#### Problem description:
The entries below are to be duplicated exactly, with nothing left out.

Items from an interface collection:
++++++++

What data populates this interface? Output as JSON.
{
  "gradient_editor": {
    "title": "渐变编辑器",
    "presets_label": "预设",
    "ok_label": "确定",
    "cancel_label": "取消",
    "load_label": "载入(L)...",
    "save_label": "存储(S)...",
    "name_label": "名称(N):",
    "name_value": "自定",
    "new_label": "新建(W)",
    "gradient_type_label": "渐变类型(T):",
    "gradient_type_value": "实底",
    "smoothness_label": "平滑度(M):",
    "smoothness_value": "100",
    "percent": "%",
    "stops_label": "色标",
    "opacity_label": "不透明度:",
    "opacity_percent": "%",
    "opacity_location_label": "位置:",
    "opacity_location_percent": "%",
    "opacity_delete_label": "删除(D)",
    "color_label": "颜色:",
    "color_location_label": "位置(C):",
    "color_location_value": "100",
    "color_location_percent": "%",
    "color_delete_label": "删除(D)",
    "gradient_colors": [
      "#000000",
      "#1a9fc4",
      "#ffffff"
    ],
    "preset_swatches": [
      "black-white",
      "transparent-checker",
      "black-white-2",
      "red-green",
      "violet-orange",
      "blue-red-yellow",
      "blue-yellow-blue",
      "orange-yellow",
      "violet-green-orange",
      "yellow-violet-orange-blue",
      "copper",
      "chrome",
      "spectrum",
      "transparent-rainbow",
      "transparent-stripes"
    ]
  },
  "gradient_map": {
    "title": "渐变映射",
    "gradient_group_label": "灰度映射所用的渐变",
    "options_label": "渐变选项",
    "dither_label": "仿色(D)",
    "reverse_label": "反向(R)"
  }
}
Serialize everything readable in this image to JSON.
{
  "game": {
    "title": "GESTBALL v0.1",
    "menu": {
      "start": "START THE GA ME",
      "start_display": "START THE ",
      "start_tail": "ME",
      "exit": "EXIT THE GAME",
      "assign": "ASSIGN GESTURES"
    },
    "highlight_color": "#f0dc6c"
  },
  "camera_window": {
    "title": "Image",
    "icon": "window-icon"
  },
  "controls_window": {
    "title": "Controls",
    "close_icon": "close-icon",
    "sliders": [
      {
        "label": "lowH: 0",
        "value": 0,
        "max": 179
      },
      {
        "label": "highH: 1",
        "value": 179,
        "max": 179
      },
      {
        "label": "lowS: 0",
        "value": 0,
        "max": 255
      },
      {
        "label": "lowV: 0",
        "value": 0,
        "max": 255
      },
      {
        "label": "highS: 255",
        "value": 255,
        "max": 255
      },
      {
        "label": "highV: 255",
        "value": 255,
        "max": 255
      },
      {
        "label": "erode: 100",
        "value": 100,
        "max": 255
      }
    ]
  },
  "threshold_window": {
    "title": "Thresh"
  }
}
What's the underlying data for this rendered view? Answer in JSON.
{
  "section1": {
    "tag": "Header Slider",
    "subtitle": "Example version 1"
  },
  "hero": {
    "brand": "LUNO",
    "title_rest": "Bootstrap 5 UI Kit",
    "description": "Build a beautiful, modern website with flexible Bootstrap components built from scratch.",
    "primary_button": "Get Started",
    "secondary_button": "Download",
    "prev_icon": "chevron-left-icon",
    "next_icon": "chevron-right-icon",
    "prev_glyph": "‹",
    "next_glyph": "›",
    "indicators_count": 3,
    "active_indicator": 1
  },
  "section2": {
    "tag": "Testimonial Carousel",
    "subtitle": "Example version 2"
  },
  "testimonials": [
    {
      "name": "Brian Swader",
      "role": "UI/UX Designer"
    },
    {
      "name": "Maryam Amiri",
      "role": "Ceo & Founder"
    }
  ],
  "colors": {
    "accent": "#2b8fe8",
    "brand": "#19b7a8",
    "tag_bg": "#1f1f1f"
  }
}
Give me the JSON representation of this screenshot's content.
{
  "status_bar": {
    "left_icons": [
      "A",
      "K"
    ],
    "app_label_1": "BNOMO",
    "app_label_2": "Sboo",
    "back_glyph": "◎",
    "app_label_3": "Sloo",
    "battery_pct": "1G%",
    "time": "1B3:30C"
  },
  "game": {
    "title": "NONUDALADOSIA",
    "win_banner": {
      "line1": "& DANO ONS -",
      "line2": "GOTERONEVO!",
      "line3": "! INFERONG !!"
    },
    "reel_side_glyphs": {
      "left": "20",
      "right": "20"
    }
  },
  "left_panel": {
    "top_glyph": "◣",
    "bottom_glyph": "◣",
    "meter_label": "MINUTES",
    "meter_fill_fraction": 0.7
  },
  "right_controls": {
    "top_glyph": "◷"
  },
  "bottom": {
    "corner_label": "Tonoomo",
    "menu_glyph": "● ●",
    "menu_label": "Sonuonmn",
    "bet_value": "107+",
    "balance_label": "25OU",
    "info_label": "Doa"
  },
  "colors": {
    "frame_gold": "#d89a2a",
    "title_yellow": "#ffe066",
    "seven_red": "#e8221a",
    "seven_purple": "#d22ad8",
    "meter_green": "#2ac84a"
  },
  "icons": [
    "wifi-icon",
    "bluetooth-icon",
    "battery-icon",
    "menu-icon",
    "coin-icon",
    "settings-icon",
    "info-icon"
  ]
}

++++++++

#### Answer section:
What data populates this interface? Output as JSON.
{
  "gradient_editor": {
    "title": "渐变编辑器",
    "presets_label": "预设",
    "ok_label": "确定",
    "cancel_label": "取消",
    "load_label": "载入(L)...",
    "save_label": "存储(S)...",
    "name_label": "名称(N):",
    "name_value": "自定",
    "new_label": "新建(W)",
    "gradient_type_label": "渐变类型(T):",
    "gradient_type_value": "实底",
    "smoothness_label": "平滑度(M):",
    "smoothness_value": "100",
    "percent": "%",
    "stops_label": "色标",
    "opacity_label": "不透明度:",
    "opacity_percent": "%",
    "opacity_location_label": "位置:",
    "opacity_location_percent": "%",
    "opacity_delete_label": "删除(D)",
    "color_label": "颜色:",
    "color_location_label": "位置(C):",
    "color_location_value": "100",
    "color_location_percent": "%",
    "color_delete_label": "删除(D)",
    "gradient_colors": [
      "#000000",
      "#1a9fc4",
      "#ffffff"
    ],
    "preset_swatches": [
      "black-white",
      "transparent-checker",
      "black-white-2",
      "red-green",
      "violet-orange",
      "blue-red-yellow",
      "blue-yellow-blue",
      "orange-yellow",
      "violet-green-orange",
      "yellow-violet-orange-blue",
      "copper",
      "chrome",
      "spectrum",
      "transparent-rainbow",
      "transparent-stripes"
    ]
  },
  "gradient_map": {
    "title": "渐变映射",
    "gradient_group_label": "灰度映射所用的渐变",
    "options_label": "渐变选项",
    "dither_label": "仿色(D)",
    "reverse_label": "反向(R)"
  }
}
Serialize everything readable in this image to JSON.
{
  "game": {
    "title": "GESTBALL v0.1",
    "menu": {
      "start": "START THE GA ME",
      "start_display": "START THE ",
      "start_tail": "ME",
      "exit": "EXIT THE GAME",
      "assign": "ASSIGN GESTURES"
    },
    "highlight_color": "#f0dc6c"
  },
  "camera_window": {
    "title": "Image",
    "icon": "window-icon"
  },
  "controls_window": {
    "title": "Controls",
    "close_icon": "close-icon",
    "sliders": [
      {
        "label": "lowH: 0",
        "value": 0,
        "max": 179
      },
      {
        "label": "highH: 1",
        "value": 179,
        "max": 179
      },
      {
        "label": "lowS: 0",
        "value": 0,
        "max": 255
      },
      {
        "label": "lowV: 0",
        "value": 0,
        "max": 255
      },
      {
        "label": "highS: 255",
        "value": 255,
        "max": 255
      },
      {
        "label": "highV: 255",
        "value": 255,
        "max": 255
      },
      {
        "label": "erode: 100",
        "value": 100,
        "max": 255
      }
    ]
  },
  "threshold_window": {
    "title": "Thresh"
  }
}
What's the underlying data for this rendered view? Answer in JSON.
{
  "section1": {
    "tag": "Header Slider",
    "subtitle": "Example version 1"
  },
  "hero": {
    "brand": "LUNO",
    "title_rest": "Bootstrap 5 UI Kit",
    "description": "Build a beautiful, modern website with flexible Bootstrap components built from scratch.",
    "primary_button": "Get Started",
    "secondary_button": "Download",
    "prev_icon": "chevron-left-icon",
    "next_icon": "chevron-right-icon",
    "prev_glyph": "‹",
    "next_glyph": "›",
    "indicators_count": 3,
    "active_indicator": 1
  },
  "section2": {
    "tag": "Testimonial Carousel",
    "subtitle": "Example version 2"
  },
  "testimonials": [
    {
      "name": "Brian Swader",
      "role": "UI/UX Designer"
    },
    {
      "name": "Maryam Amiri",
      "role": "Ceo & Founder"
    }
  ],
  "colors": {
    "accent": "#2b8fe8",
    "brand": "#19b7a8",
    "tag_bg": "#1f1f1f"
  }
}
Give me the JSON representation of this screenshot's content.
{
  "status_bar": {
    "left_icons": [
      "A",
      "K"
    ],
    "app_label_1": "BNOMO",
    "app_label_2": "Sboo",
    "back_glyph": "◎",
    "app_label_3": "Sloo",
    "battery_pct": "1G%",
    "time": "1B3:30C"
  },
  "game": {
    "title": "NONUDALADOSIA",
    "win_banner": {
      "line1": "& DANO ONS -",
      "line2": "GOTERONEVO!",
      "line3": "! INFERONG !!"
    },
    "reel_side_glyphs": {
      "left": "20",
      "right": "20"
    }
  },
  "left_panel": {
    "top_glyph": "◣",
    "bottom_glyph": "◣",
    "meter_label": "MINUTES",
    "meter_fill_fraction": 0.7
  },
  "right_controls": {
    "top_glyph": "◷"
  },
  "bottom": {
    "corner_label": "Tonoomo",
    "menu_glyph": "● ●",
    "menu_label": "Sonuonmn",
    "bet_value": "107+",
    "balance_label": "25OU",
    "info_label": "Doa"
  },
  "colors": {
    "frame_gold": "#d89a2a",
    "title_yellow": "#ffe066",
    "seven_red": "#e8221a",
    "seven_purple": "#d22ad8",
    "meter_green": "#2ac84a"
  },
  "icons": [
    "wifi-icon",
    "bluetooth-icon",
    "battery-icon",
    "menu-icon",
    "coin-icon",
    "settings-icon",
    "info-icon"
  ]
}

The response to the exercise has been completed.